■ Task directions
Return, from the material below, each line in which the word "handle" is present.

*** Exercise input Section Begins ***

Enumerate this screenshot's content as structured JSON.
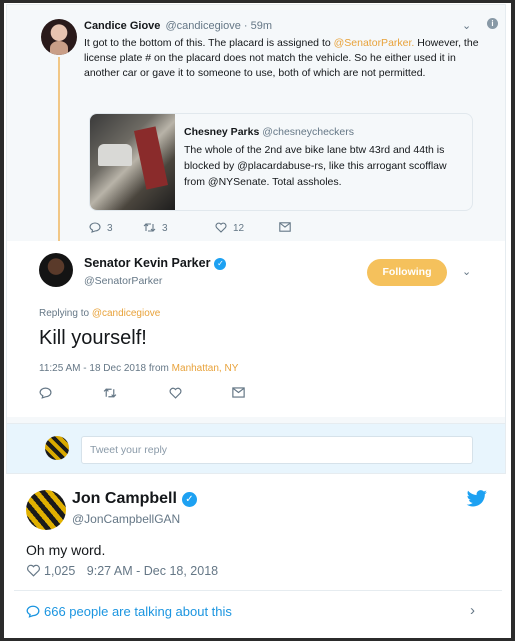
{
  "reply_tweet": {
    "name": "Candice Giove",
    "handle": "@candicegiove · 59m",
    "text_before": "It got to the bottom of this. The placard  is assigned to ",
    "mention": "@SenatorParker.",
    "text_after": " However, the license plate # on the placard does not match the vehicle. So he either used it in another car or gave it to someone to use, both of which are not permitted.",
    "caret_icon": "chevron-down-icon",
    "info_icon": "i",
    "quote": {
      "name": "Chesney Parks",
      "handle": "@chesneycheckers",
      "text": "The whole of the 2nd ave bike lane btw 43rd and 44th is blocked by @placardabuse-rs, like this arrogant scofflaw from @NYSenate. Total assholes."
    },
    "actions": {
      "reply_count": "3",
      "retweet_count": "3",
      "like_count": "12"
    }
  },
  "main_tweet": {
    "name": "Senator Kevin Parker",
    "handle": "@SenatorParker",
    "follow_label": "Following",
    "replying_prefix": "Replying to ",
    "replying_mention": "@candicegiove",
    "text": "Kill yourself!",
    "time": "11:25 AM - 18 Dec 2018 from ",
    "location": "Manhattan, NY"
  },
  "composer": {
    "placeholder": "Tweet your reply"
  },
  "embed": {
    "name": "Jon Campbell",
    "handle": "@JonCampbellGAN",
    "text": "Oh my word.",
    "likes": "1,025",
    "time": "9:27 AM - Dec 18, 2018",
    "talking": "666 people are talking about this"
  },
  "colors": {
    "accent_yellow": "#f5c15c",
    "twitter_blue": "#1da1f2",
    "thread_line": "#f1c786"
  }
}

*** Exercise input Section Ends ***

■ Task answer
    "handle": "@candicegiove · 59m",
      "handle": "@chesneycheckers",
    "handle": "@SenatorParker",
    "handle": "@JonCampbellGAN",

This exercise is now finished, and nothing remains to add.